              Udemy has many extensive courses for a very fair price and I also see people recommending Lynda, Treehouse and https://knowthecode.io/
              And my collection here might also be of use for you: http://cobaltapps.club/forum/main-ca...-and-tutorials

              Comment


              • #8
                What about Beaver Themer ? Any experience with it SiGa , do you think this looks promising? I got sucked into watching a few videos on it , looks powerful. Need both page builder and themer for it to work , so price is ramping up .. but

                https://www.wpbeaverbuilder.com/beaver-themer/

                Comment


                • #9
                  Originally posted by andytc View Post
                  What about Beaver Themer ? Any experience with it SiGa , do you think this looks promising? I got sucked into watching a few videos on it , looks powerful. Need both page builder and themer for it to work , so price is ramping up .. but

                  https://www.wpbeaverbuilder.com/beaver-themer/
                  Sure looks promising, hear lots of praises and I saw the videos, too. But for me, the price is too hefty and I don't have enough actual use cases as for now so I didn't buy it.

                  You should maybe talk to Lyle, he's a big fan and could tell you more than I can.

                  Comment


                  • #10
                    Over the years I've built hundreds of sites with Dynamik/Catalyst, Dynamik/Genesis, and now Beaver Builder theme/plugin.
                    One is not better than the other. The largest sites I have built are all done with Genesis. Simply because Genesis allows me to build more complex sites.

                    I have also built numerous sites with BB. The advantage here is that my team can all add content and pages. And its more user friendly for non-tech. Our clients are able to edit pages.

                    Almost all sites have BB plugin as I find it easier to build layouts than custom coding all the divs,

                    Comment


                    • #11
                      Very interesting discussion,

                      I have a few projects in front of me and I'm trying to decide what combination will work best for all these new projects. I've worked a lot with Genesis/Dynamik Website Builder (Perpetual License) and some with BB (basic) without BB theme but my question is if should I :
                      1.- Drop Gennesys/Dynamik Website Builder for BB Theme and BB Dynamik Extender?
                      2.- Keep Gennesys/Dynamik Website Builder with the BB Basic?

                      Keep in mind I want also to have a speedy website with less code loaded and all the features of easy building that BB provides.



                      Comment


                      • #12
                        Personally.... If you you are comfortable with Dynamik I would say there's no reason to change.
                        I still consider Dynamik/Genesis theme more mature than BB Theme.

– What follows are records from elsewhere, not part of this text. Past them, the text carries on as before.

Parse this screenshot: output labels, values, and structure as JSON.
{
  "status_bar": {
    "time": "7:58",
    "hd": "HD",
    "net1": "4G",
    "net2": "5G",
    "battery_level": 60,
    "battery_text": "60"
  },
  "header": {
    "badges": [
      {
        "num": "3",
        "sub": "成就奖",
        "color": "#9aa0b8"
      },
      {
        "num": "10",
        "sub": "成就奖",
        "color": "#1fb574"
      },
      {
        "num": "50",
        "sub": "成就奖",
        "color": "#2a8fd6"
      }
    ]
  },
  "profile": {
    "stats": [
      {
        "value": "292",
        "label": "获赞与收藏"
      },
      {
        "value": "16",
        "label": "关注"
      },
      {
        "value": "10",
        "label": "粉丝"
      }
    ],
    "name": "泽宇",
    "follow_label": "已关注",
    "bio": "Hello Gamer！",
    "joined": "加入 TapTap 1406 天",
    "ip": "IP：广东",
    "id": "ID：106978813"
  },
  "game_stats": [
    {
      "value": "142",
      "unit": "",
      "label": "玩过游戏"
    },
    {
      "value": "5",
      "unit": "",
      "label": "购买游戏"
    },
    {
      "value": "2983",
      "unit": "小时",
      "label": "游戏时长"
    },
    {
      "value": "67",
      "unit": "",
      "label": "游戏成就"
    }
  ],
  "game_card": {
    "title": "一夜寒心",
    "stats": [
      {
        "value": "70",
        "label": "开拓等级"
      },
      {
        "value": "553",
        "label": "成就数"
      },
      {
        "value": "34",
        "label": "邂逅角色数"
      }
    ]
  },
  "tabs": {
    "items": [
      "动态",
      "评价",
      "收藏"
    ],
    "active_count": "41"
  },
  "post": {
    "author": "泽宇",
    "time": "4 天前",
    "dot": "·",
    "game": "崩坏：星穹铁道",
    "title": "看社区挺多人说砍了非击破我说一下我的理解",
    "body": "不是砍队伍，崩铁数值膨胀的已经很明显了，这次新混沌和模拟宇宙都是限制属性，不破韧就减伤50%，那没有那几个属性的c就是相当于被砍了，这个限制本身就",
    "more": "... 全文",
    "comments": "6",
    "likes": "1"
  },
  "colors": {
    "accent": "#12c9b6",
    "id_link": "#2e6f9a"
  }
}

                        If you are building a site for someone else to take over then BB theme, may be a better choice.
                        But seriously why are you building sites for someone else to take over?

                        Comment

                        Working...
                        X